-- 64-bit\libiomp5md.dll (be sure to use the 64-bit version from LinPack)
-- 64-bit\linpack_xeon64.exe
- Then test away!

As previously stated, this will put the maximum thermal stress on your CPU, that it's ever seen. Be on the watch for unsafe temperatures (like saturating around TjMax), and bail the test if your cooling isn't up to snuff, in which case you need to tone down your clocks.

And be sure to set problem size to around 2GB-less than your RAM amount, or around 90-95%. I have 64 GB Ram, I set problem size to 88000, resulting in a 59.4 GB problem size.

And set the Run dropdown to 500, and let it run overnight. If it can survive this test overnight with no problems, then your CPU overclock is pretty solid. Additional testing can be done using Prime95, even concurrently with LinX if you dare :) If you have GPUs, stress them at the same time, too, for an ultimate test of all hardware, including power supply!

Have fun! Be safe! I use BOINC with all equipment overclocked, while still assuring complete stability, by doing the tests I mentioned.
You should consider signing up for some BOINC projects, too!

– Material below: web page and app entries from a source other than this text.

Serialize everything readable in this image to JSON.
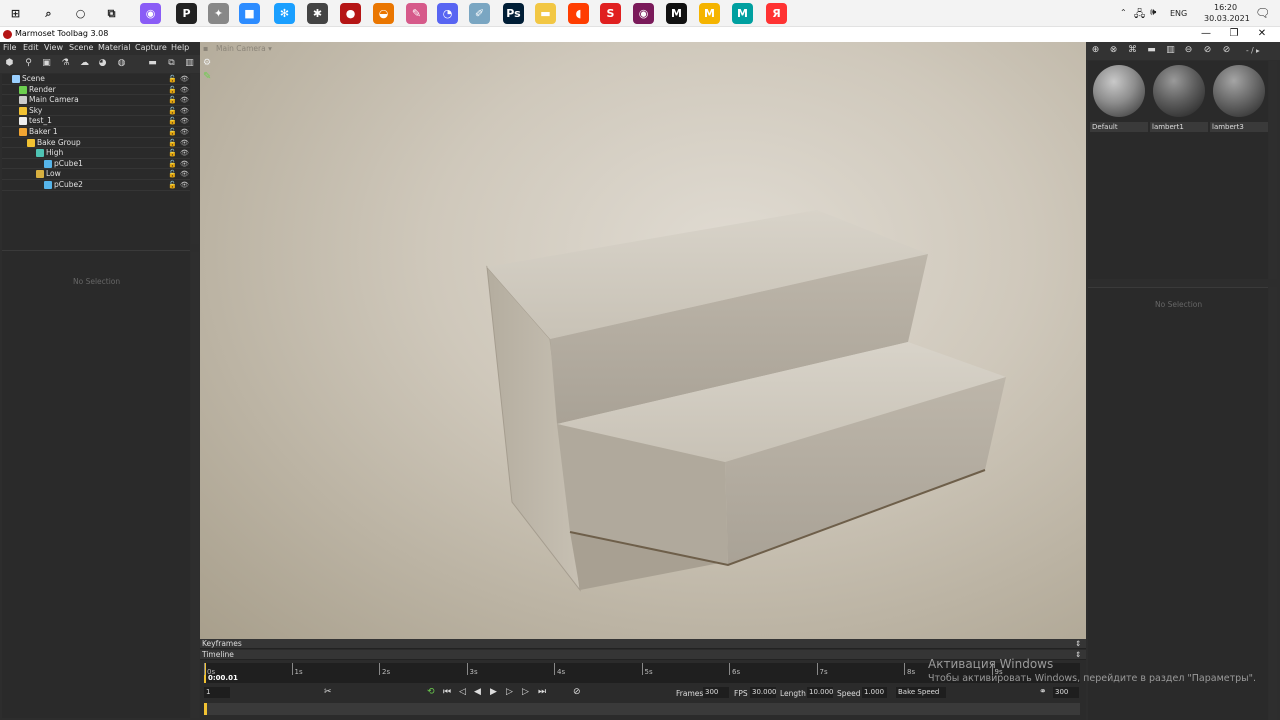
{
  "window": {
    "title": "Marmoset Toolbag 3.08",
    "minimize": "—",
    "maximize": "❐",
    "close": "✕"
  },
  "taskbar": {
    "tray": {
      "language": "ENG",
      "time": "16:20",
      "date": "30.03.2021"
    },
    "apps": [
      {
        "name": "windows-start-icon",
        "color": "#1f1f1f"
      },
      {
        "name": "search-icon",
        "color": "#1f1f1f"
      },
      {
        "name": "cortana-icon",
        "color": "#1f1f1f"
      },
      {
        "name": "task-view-icon",
        "color": "#1f1f1f"
      },
      {
        "name": "alice-icon",
        "color": "#8a5cf6"
      },
      {
        "name": "pinterest-icon",
        "color": "#222222"
      },
      {
        "name": "app-icon",
        "color": "#888888"
      },
      {
        "name": "zoom-icon",
        "color": "#2d8cff"
      },
      {
        "name": "app-icon",
        "color": "#1a9fff"
      },
      {
        "name": "zbrush-icon",
        "color": "#444444"
      },
      {
        "name": "marmoset-icon",
        "color": "#b51515"
      },
      {
        "name": "blender-icon",
        "color": "#ea7600"
      },
      {
        "name": "app-icon",
        "color": "#d65a8a"
      },
      {
        "name": "discord-icon",
        "color": "#5865f2"
      },
      {
        "name": "app-icon",
        "color": "#7aa6c2"
      },
      {
        "name": "photoshop-icon",
        "color": "#001e36"
      },
      {
        "name": "file-explorer-icon",
        "color": "#f2c744"
      },
      {
        "name": "app-icon",
        "color": "#ff3d00"
      },
      {
        "name": "app-icon",
        "color": "#e02020"
      },
      {
        "name": "app-icon",
        "color": "#7a1a5a"
      },
      {
        "name": "app-icon",
        "color": "#111111"
      },
      {
        "name": "app-icon",
        "color": "#f5b400"
      },
      {
        "name": "app-icon",
        "color": "#00a0a0"
      },
      {
        "name": "yandex-browser-icon",
        "color": "#ff3333"
      }
    ],
    "app_glyphs": [
      "⊞",
      "⌕",
      "○",
      "⧉",
      "◉",
      "P",
      "✦",
      "■",
      "✻",
      "✱",
      "●",
      "◒",
      "✎",
      "◔",
      "✐",
      "Ps",
      "▬",
      "◖",
      "S",
      "◉",
      "M",
      "M",
      "M",
      "Я"
    ]
  },
  "menu": [
    "File",
    "Edit",
    "View",
    "Scene",
    "Material",
    "Capture",
    "Help"
  ],
  "outliner": {
    "items": [
      {
        "label": "Scene",
        "indent": 0,
        "icon_color": "#9ad0ff"
      },
      {
        "label": "Render",
        "indent": 1,
        "icon_color": "#6ccf4f"
      },
      {
        "label": "Main Camera",
        "indent": 1,
        "icon_color": "#cccccc"
      },
      {
        "label": "Sky",
        "indent": 1,
        "icon_color": "#f1c232"
      },
      {
        "label": "test_1",
        "indent": 1,
        "icon_color": "#eeeeee"
      },
      {
        "label": "Baker 1",
        "indent": 1,
        "icon_color": "#f1a532"
      },
      {
        "label": "Bake Group",
        "indent": 2,
        "icon_color": "#f1c232"
      },
      {
        "label": "High",
        "indent": 3,
        "icon_color": "#4fc3b3"
      },
      {
        "label": "pCube1",
        "indent": 4,
        "icon_color": "#56b4e9"
      },
      {
        "label": "Low",
        "indent": 3,
        "icon_color": "#d8b040"
      },
      {
        "label": "pCube2",
        "indent": 4,
        "icon_color": "#56b4e9"
      }
    ]
  },
  "left_props": {
    "no_selection": "No Selection"
  },
  "viewport": {
    "camera_label": "Main Camera ▾"
  },
  "timeline": {
    "keyframes_label": "Keyframes",
    "timeline_label": "Timeline",
    "current_time": "0:00.01",
    "ticks": [
      "0s",
      "1s",
      "2s",
      "3s",
      "4s",
      "5s",
      "6s",
      "7s",
      "8s",
      "9s"
    ],
    "frame_field": "1",
    "frames_label": "Frames",
    "frames_value": "300",
    "fps_label": "FPS",
    "fps_value": "30.000",
    "length_label": "Length",
    "length_value": "10.000",
    "speed_label": "Speed",
    "speed_value": "1.000",
    "bake_speed": "Bake Speed",
    "end_frame": "300"
  },
  "materials": {
    "items": [
      {
        "label": "Default"
      },
      {
        "label": "lambert1"
      },
      {
        "label": "lambert3"
      }
    ],
    "counter": "- / ▸",
    "no_selection": "No Selection"
  },
  "watermark": {
    "line1": "Активация Windows",
    "line2": "Чтобы активировать Windows, перейдите в раздел \"Параметры\"."
  }
}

Posted on 2017-03-14 03:04:36
Simon Waterholes

You know it's funny, when I first started in computers the ultimate computer was made by Cray and if memory serves me it performed at about 1.9 GFLOPS. People spent $10,000.00 for 1 minute of time on that machine. I now use the I7-5930K in my desktop at stock speed running at 289 GFLOPS. By this standard in just 15 to 20 years whatever passes for a desktop will be over 30 PFLOPS and the ram will be measured in terabytes. With that kind of power one could logically expect to have a meaningful relationship with your computer. The groundwork for that sort of thing is being put in place now with Google and Siri. The microcomputer into even a toddler yet in the grand scheme.

Posted on 2015-11-22 09:48:45

You should write what problem size (or memory usage, because these two values are equivalent) you have used. This greatly impacts performance, without this the results are worthless for comparing CPUs that are in a similar performance range.

Posted on 2017-03-07 21:01:19